Islanders say they need ‘tangible actions’ and ‘long-term investments’

An aerial view of Whalsay. Photo: Ivan Reid

A SCOTTISH Government initiative that could pay people willing to move to island communities threatened by depopulation up to £50,000 has been described as “paltry”.

North Isles councillor Duncan Anderson. Photo: Shetland News

Shetland councillor Duncan Anderson, who lives in Whalsay, said island communities needed investment rather than hand outs.

The councillor, who was elected in 2017 to represent Shetland’s North Isles (Unst, Yell, Fetlar, Out Skerries and Whalsay), said the bond scheme looked as if it had been “dreamt up by someone who has likely never set a foot on any of our islands at risk of depopulation”.

On Monday, cabinet secretary for rural affairs and the islands Mairi Gougeon launched a 12-week consultation into establishing a £5 million scheme that would help people either stay or move to islands.

Payments of up to £50,000 could help people renovate homes, start a business or otherwise make a long-term commitment towards living on an island.
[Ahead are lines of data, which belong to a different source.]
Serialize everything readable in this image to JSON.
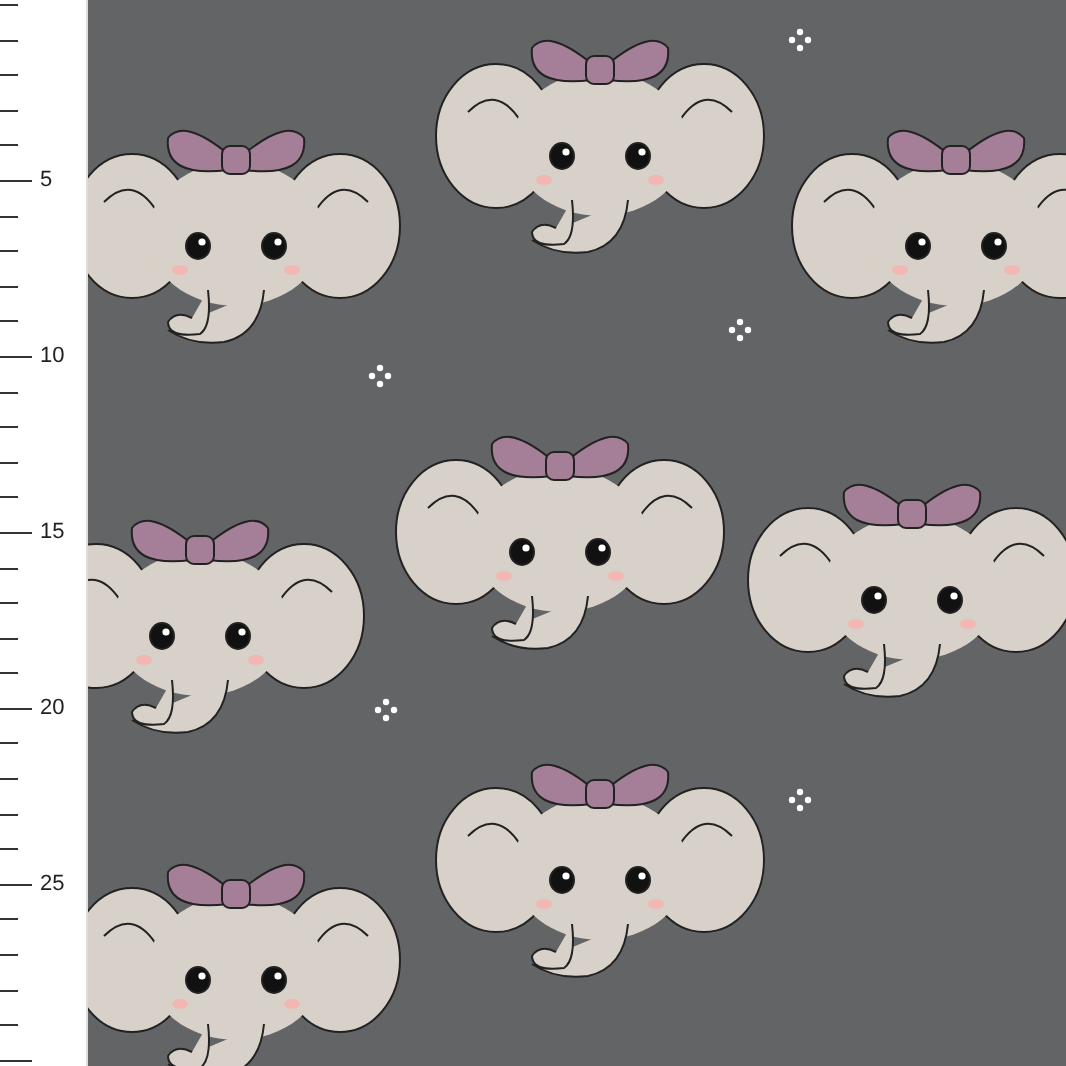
{
  "ruler": {
    "labels": [
      "5",
      "10",
      "15",
      "20",
      "25"
    ]
  }
}
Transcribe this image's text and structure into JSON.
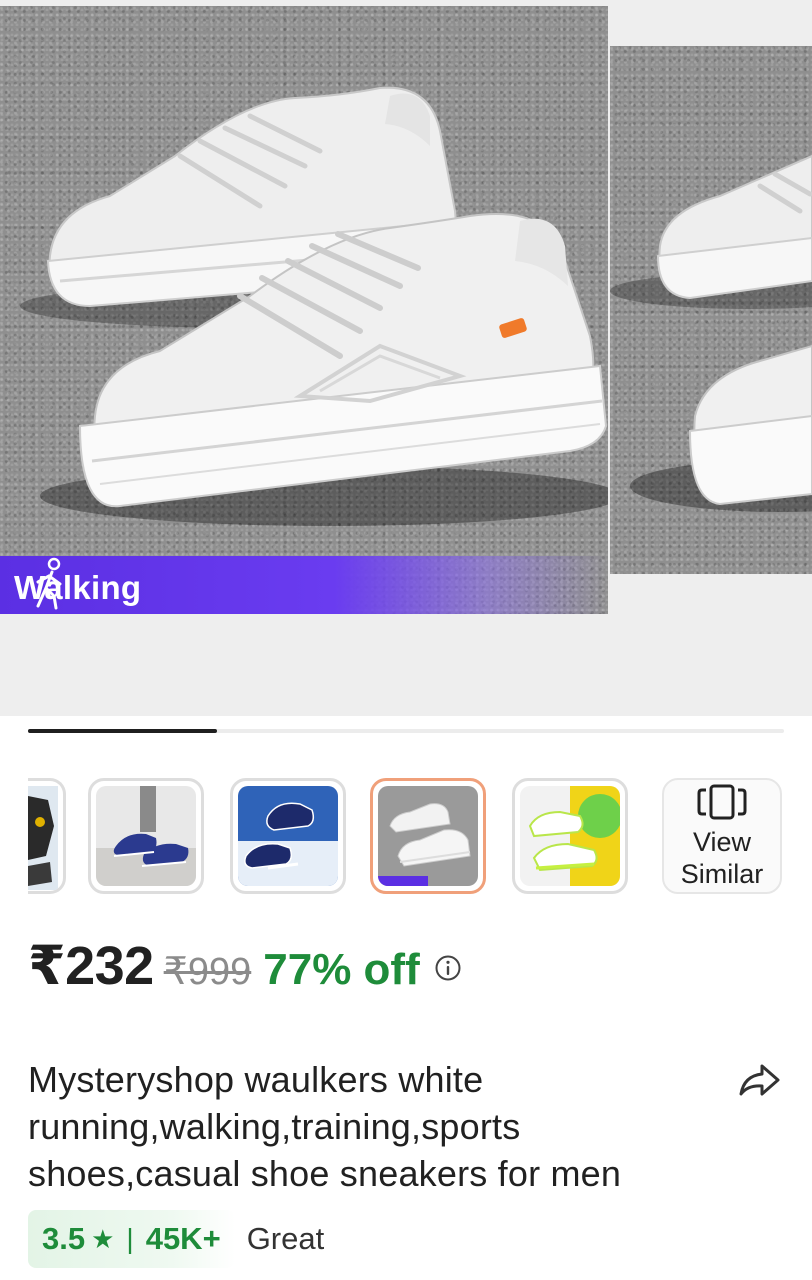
{
  "gallery": {
    "banner_label": "Walking",
    "progress_fraction": 0.25,
    "thumbnails": [
      {
        "name": "thumb-partial"
      },
      {
        "name": "thumb-navy-shoes-worn"
      },
      {
        "name": "thumb-navy-shoes-pair"
      },
      {
        "name": "thumb-white-sneakers",
        "selected": true
      },
      {
        "name": "thumb-white-neon-shoes"
      }
    ],
    "view_similar_label": "View\nSimilar"
  },
  "price": {
    "current": "₹232",
    "mrp": "₹999",
    "discount": "77% off"
  },
  "product": {
    "title": "Mysteryshop waulkers white running,walking,training,sports shoes,casual shoe sneakers for men"
  },
  "rating": {
    "value": "3.5",
    "star": "★",
    "separator": "|",
    "count": "45K+",
    "label": "Great"
  },
  "colors": {
    "accent_purple": "#5b2fe3",
    "discount_green": "#1e8c3a",
    "selected_thumb_border": "#f0a07a"
  }
}
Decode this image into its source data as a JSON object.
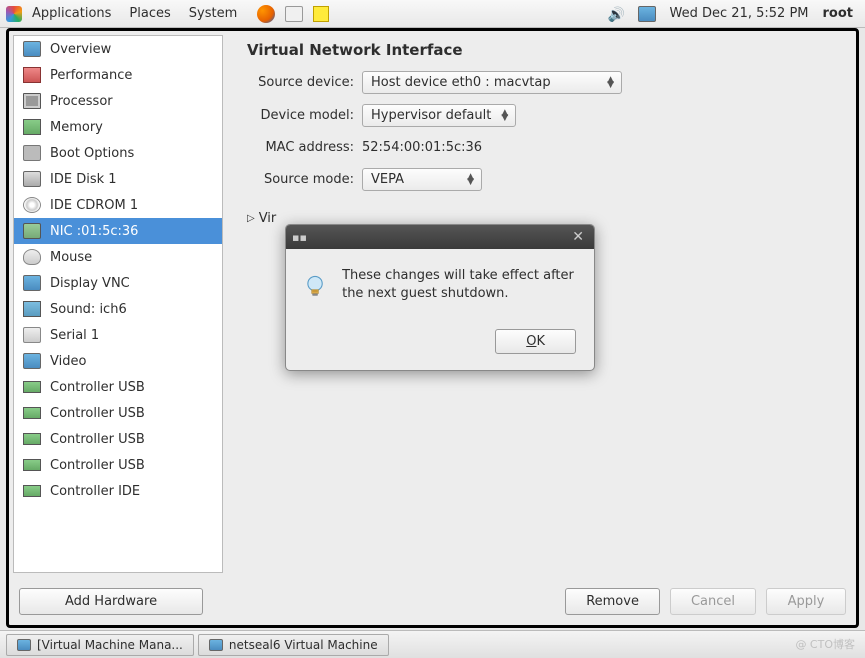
{
  "panel": {
    "apps": "Applications",
    "places": "Places",
    "system": "System",
    "clock": "Wed Dec 21,  5:52 PM",
    "user": "root"
  },
  "sidebar": {
    "items": [
      {
        "label": "Overview"
      },
      {
        "label": "Performance"
      },
      {
        "label": "Processor"
      },
      {
        "label": "Memory"
      },
      {
        "label": "Boot Options"
      },
      {
        "label": "IDE Disk 1"
      },
      {
        "label": "IDE CDROM 1"
      },
      {
        "label": "NIC :01:5c:36"
      },
      {
        "label": "Mouse"
      },
      {
        "label": "Display VNC"
      },
      {
        "label": "Sound: ich6"
      },
      {
        "label": "Serial 1"
      },
      {
        "label": "Video"
      },
      {
        "label": "Controller USB"
      },
      {
        "label": "Controller USB"
      },
      {
        "label": "Controller USB"
      },
      {
        "label": "Controller USB"
      },
      {
        "label": "Controller IDE"
      }
    ]
  },
  "content": {
    "title": "Virtual Network Interface",
    "source_device_label": "Source device:",
    "source_device_value": "Host device eth0 : macvtap",
    "device_model_label": "Device model:",
    "device_model_value": "Hypervisor default",
    "mac_label": "MAC address:",
    "mac_value": "52:54:00:01:5c:36",
    "source_mode_label": "Source mode:",
    "source_mode_value": "VEPA",
    "expander_label": "Vir"
  },
  "dialog": {
    "message": "These changes will take effect after the next guest shutdown.",
    "ok": "OK"
  },
  "buttons": {
    "add": "Add Hardware",
    "remove": "Remove",
    "cancel": "Cancel",
    "apply": "Apply"
  },
  "taskbar": {
    "task1": "[Virtual Machine Mana...",
    "task2": "netseal6 Virtual Machine"
  }
}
Gougeon said the idea was part of the government’s National Islands Plan and would address some of the key barriers for people who want to live in an island community.

But Anderson said: “We do not want hand outs. We want proper investment in our communities’ transport links, digital connectivity and educational facilities.

“We want tangible action on addressing fuel poverty and our higher costs of living, for everyone not just a select view through grant funding.”

The island councillor said depopulation was not the problem but a symptom of lack of investment stretching back decades, a point of view that was shared by fellow islander and lecturer in sociology at Queen Margaret University, Karl Johnson.

In a series of tweets on Monday, Johnson said there were a number of obvious long-term actions that could and should have been taken years ago such as taxes on second home ownership, reliable internet ownership, long-term investment in affordable housing, small business incentives, decentralising and devolving decision making.

“Ask why the best and brightest of your isles left in the first place. (…) Stop perpetuating the myth of the rural idyll, it’s harmful,” he said, adding that scraps and gimmicks wouldn’t help.

Anderson added: “If the Scottish Government is serious about helping our islands they must consult directly with each island and each council to identify specific challenges facing that particular island, then take action to address them.

“A paltry and misspent £5 million across all of Scotland’s islands will do almost nothing to arrest their decline.

“I encourage islanders to respond to the consultation and have your say about what you think would help your island

The Scottish Government consultation runs until 25 October and can be found here.